Did she come all this way only to sit in the desert and die without pity?
A few days ago she was full of life, treasured and adored by Abraham. Pride of place was hers. She was the mother of his oldest son, Ishmael. Elevated above a being a mere handmaiden to her former mistress, Sarah, she held sway in the tents as a mother in her own right. While not a wife exactly, her position was far from low.
Now she bakes in the merciless sun and watches her son gasping for air, dying of thirst before her. Dying at Sarah’s pitiless command. No. She places him in some shade and crawls away from him and waits. The text says the distance she went was as far away as a bow-shot. Distance as both a weapon and a defense. She must watch from a remove and listen. How long did she hear his small, tight voice cry for water? She too is close to death. Tears and weeping pour forth. How did it come to this?
What is it we are reading on the first morning of Rosh Hashanah? Murder. Abandonment. Intrusion of the Divine. And even yes, even another almost infanticide by our most beloved patriarch and matriarch, Abraham and Sarah. This time, Sarah is the Angel of Death, an avenging, protective mother from whom Ishmael will only be saved by another rescuing angel. She casts out Hagar and Ishmael who threaten her son and her position. Abraham is troubled by this, but is told to listen to Sarah. The Lord promises him that despite his misgivings this child will live and lead a great nation, a foreshadowing of the promise made in the Akeidah. We will read an even greater test the very next day, but this is his first test of faith.
Now Hagar waits in the sun. The skin of water is empty. She is watching. Listening. Waiting. Wailing.
What is it to live in the intolerable moment? To stay with it and not turn away. Almost impossible. To sit at the death bed as life wanes. Or hold the hand of the inconsolable mourner? How do we bear the unbearable when sometimes even what is merely trivially uncomfortable challenges us? Do we give in to the child’s demands for a toy, an app, a snack? I confess I usually do. Especially my youngest’s discomfort truly discomforts me. I know, I know… we have to learn to let them cry. Let them suffer.

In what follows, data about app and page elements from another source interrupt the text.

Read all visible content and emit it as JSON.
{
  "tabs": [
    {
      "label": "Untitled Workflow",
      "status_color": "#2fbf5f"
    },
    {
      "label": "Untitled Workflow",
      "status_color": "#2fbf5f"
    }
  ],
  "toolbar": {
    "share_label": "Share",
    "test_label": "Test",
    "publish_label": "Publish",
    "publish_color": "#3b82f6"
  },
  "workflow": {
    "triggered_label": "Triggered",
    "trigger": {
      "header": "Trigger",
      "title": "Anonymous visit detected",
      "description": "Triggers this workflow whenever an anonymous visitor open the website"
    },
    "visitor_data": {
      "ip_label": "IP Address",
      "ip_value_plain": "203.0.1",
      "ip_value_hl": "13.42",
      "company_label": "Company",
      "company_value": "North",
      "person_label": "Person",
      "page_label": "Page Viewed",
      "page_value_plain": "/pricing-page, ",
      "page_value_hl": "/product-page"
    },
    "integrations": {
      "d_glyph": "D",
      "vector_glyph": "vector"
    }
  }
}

But tears will come soon enough which cannot be consoled by a cookie. We have no choice but to learn the lessons of this story because eventually, like Abraham and Hagar, we must leave our children alone. We will learn to watch our children cry out. We will cry with them at a distance. As below so above. We watch them cry, and the Lord watches us cry at a distance as a loving Avinu, a merciful Father.
The climax of both stories is the answering messenger, the intrusion of the Divine into the desert of the real; first an angel and then word of the Lord Himself. Hagar is not surprised or shocked by their appearance. She lives in hope. The angel tells Hagar, “Arise, lift up the lad and grasp him with your hand, for a great nation will I make of him!” And then the text says, “God opened her eyes, and she saw a well of water; she went, filled the skin with water and gave the lad to drink. And God was with the lad as he grew up.” (Gen. 21:18-19)
Note the sequence: she grasps, sees, fills and gives. First we reach out in the dark and grasp the hand that seeks ours. Only then are we granted vision. We refill our hearts from the ever-flowing wellspring and only then can we give to others. There is rebirth. Life-reviving water is often near if we will stretch out our hand in a moment of grace.
The midrash says that Hagar returned to Abraham after the death of Sarah as a pious and righteous woman named Keturah and bore him more children. The rabbis note that the word ketoret (the sacred incense) shares the same root as the re-named Keturah. Ketoret is sweet, but only can grant favor and fill our senses when it is burned and ultimately destroyed. Hagar recovers from her desert ordeal as a new person, she is not the same. She has gone through fire.
The text comes on Rosh Hashanah to teach us in part that it is then we are perhaps most present in what writer and psychoanalyst David Eigen calls, a “wounded togetherness.” Somehow the many hurts, the intolerable losses and the sharp pains of one another complement and give strength one to another. We will sit together in the pews with friends, family and even strangers, each with wounds only we know. But reaching ever out in the dark, may our tired eyes be opened and our burnt hearts reborn.